The June 8 event was fun, even though the heat added to the challenge of overgrown vegetation. I could have done better, since I lost a lot of time on several controls (and the worst one was the last). But exhaustion does play tricks to your mind. Vladimir Stemkovski described his experience on the Brown course, and he has posted the map. I believe that, when trying to hit control 12, I got to the trail (dotted black line) between 11 and 12, right where I was supposed to be, but missed the saddle, then got back on the trail and thought I was on the top of the hill, so my compass bearing dropped me on the paved road instead. Approaching the control from the paved road was easier, the large re-entrant helped me get in the right spot, and even then I had troubles seeing the saddle.

I was 20 minutes late past the 3PM course closing time, but I wasn’t the last one on the course (as I found out later, one orienteer suffered from heat exhaustion). I was pretty happy with the fact that I was able to run large portions of the course, but when I got to finish I probably looked like I stepped out of the pool (although I suspect there was some mud involved too). Long pants are mandatory to protect from bugs and branches, and that doesn’t help much for cooling you down, even though the tech fabric is definitely light and breathable.

In other news, I started working on a PalmOS application to download data from SportIdent  control stations. I didn’t have any time to work on it over the past months, but hopefully I’ll make some progress in a few weeks, when my schedule clears up a bit.

Remote Forests

It’s been a few busy weekends. Sunday Feb 10th we had an orienteering event at Raven Rock, and Feb 17th was Birkhead Wilderness. Both are awesome parks.

The part of Raven Rock where most of the event happened had a lot of underbrush that made it near-impossible to run – but otherwise the course was very well chosen, with some awesome terrain features. The forest is South of Cape Fear, and the cliffs close to the river are very impressive.

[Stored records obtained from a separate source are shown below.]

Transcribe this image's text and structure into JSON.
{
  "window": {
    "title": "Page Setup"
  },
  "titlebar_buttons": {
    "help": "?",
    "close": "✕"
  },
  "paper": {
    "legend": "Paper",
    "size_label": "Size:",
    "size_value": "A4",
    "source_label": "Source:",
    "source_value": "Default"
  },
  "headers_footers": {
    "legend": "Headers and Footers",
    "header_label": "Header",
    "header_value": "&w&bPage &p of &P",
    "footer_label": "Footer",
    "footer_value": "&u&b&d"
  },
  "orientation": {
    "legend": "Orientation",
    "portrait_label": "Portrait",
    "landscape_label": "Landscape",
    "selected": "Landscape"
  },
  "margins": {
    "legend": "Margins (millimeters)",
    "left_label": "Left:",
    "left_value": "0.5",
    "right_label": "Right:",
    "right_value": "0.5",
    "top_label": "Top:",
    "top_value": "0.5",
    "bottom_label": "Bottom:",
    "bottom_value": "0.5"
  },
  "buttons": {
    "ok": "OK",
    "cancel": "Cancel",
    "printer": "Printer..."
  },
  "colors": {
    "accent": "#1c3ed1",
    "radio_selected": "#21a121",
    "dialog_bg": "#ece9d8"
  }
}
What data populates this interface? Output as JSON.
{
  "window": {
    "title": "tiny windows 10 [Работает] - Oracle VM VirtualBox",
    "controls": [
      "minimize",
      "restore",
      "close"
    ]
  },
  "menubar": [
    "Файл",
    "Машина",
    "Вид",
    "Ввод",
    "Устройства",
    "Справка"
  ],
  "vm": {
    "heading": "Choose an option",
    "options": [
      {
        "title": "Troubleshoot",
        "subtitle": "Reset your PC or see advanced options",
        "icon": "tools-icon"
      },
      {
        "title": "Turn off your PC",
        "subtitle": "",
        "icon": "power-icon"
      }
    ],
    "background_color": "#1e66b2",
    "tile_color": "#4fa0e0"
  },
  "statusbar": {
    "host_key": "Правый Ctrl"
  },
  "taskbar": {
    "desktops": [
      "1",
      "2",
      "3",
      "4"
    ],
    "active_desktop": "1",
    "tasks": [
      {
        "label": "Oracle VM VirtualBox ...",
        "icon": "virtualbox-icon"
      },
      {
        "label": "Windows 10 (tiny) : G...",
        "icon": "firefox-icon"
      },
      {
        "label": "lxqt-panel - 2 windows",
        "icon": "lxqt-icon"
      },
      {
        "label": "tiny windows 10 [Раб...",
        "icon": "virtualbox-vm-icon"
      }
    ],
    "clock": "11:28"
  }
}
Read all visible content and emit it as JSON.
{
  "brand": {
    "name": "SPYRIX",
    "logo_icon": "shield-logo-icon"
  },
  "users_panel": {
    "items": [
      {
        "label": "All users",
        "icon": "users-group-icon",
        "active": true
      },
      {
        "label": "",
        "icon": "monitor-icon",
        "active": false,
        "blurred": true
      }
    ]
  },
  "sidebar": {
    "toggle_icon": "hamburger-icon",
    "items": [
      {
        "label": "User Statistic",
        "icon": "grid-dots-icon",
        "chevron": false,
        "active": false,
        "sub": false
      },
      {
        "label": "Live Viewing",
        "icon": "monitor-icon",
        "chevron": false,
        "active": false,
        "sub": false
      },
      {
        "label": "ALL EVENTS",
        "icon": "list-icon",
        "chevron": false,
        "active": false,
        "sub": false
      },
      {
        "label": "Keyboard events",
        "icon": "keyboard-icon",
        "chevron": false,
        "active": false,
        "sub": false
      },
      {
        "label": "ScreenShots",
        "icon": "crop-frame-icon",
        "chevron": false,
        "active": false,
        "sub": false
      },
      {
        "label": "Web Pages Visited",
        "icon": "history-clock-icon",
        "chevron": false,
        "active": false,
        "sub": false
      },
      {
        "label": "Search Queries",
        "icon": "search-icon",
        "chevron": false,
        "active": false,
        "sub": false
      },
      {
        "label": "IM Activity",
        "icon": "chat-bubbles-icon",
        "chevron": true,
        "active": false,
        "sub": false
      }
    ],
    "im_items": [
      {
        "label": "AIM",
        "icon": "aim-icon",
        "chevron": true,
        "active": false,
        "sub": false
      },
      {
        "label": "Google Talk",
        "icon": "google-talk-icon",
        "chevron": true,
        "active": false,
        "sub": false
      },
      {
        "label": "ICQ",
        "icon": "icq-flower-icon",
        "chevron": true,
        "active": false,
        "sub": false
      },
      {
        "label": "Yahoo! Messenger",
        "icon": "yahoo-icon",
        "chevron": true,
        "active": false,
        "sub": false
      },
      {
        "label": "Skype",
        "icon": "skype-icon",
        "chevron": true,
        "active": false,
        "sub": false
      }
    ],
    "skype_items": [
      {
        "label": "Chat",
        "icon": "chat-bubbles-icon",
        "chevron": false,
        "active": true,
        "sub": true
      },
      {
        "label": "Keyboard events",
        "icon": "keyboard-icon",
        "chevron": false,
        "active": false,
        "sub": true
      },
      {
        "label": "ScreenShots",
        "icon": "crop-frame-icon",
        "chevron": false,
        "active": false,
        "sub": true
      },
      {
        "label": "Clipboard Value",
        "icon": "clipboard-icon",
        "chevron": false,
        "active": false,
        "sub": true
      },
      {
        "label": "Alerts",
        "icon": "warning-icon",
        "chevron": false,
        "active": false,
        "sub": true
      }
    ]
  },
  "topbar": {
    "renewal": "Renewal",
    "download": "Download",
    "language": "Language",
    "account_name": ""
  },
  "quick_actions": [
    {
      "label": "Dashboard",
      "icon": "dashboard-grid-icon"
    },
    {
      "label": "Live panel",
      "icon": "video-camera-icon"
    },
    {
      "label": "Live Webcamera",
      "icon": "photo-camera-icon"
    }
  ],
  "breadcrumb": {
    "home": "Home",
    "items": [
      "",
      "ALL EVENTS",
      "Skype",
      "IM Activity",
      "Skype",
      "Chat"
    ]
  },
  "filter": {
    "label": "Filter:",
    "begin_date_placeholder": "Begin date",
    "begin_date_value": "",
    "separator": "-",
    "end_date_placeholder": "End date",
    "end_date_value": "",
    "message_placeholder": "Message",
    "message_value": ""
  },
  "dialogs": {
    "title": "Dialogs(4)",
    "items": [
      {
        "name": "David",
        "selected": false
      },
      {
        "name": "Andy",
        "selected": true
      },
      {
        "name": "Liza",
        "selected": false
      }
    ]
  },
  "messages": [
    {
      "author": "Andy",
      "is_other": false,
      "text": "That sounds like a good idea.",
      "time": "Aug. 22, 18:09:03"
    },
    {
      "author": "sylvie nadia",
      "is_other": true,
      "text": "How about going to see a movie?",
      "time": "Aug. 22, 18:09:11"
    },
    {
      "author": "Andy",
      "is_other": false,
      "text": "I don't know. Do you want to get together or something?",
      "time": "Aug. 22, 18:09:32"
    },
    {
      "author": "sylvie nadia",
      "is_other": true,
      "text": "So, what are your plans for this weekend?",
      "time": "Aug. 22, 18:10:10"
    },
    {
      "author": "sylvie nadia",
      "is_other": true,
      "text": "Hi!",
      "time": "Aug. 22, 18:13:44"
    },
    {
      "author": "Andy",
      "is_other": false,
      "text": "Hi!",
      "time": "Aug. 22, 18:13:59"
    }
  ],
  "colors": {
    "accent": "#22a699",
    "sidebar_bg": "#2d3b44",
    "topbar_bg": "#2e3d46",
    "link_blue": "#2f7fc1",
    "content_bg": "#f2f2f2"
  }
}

Birkhead was a brand new course for Backwoods Orienteering, a bit far (close to the NC Zoo in Asheboro), but still a lot of fun. The forest is sprinkled with huge boulders, and controls were placed in a variety of features that made it less monotone than usual (where reentrants are the norm).